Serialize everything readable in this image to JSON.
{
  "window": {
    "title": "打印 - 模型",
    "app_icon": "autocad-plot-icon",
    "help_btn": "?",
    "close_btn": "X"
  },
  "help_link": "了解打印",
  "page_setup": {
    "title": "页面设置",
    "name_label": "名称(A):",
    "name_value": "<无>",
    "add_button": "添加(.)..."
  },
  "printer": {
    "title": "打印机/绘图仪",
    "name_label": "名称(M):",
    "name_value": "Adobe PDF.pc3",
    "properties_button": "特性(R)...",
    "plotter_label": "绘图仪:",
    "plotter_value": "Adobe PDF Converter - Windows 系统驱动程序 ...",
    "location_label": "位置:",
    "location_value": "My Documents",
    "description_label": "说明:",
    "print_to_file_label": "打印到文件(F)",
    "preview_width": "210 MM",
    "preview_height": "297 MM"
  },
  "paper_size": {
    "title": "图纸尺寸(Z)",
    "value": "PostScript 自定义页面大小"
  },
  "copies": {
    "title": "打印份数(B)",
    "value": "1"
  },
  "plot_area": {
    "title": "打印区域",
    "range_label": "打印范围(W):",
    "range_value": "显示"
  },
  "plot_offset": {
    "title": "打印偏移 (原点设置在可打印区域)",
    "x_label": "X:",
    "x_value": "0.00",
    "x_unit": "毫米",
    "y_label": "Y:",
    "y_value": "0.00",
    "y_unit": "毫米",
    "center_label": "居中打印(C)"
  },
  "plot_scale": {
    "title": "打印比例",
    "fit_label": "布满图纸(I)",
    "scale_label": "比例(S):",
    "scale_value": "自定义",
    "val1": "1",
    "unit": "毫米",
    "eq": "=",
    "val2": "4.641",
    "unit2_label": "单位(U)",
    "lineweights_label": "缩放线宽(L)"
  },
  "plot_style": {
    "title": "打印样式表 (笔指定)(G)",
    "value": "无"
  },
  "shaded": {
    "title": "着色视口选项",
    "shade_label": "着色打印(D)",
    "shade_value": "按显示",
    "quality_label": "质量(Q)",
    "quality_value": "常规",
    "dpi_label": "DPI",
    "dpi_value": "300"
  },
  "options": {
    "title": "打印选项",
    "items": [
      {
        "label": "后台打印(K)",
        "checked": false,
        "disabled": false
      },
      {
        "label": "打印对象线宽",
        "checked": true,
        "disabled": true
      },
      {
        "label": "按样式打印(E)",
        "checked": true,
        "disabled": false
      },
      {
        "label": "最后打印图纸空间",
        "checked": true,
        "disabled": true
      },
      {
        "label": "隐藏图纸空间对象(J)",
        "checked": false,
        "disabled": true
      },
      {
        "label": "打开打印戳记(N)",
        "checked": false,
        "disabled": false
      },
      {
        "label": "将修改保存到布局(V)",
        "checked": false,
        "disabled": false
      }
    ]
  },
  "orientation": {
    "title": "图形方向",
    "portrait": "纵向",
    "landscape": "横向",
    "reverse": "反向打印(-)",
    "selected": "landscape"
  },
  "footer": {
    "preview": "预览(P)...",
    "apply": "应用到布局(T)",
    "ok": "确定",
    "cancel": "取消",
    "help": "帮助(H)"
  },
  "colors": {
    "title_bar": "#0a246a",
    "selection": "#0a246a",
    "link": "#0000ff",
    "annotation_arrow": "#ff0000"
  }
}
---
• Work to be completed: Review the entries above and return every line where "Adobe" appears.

• Answer space:
    "name_value": "Adobe PDF.pc3",
    "plotter_value": "Adobe PDF Converter - Windows 系统驱动程序 ...",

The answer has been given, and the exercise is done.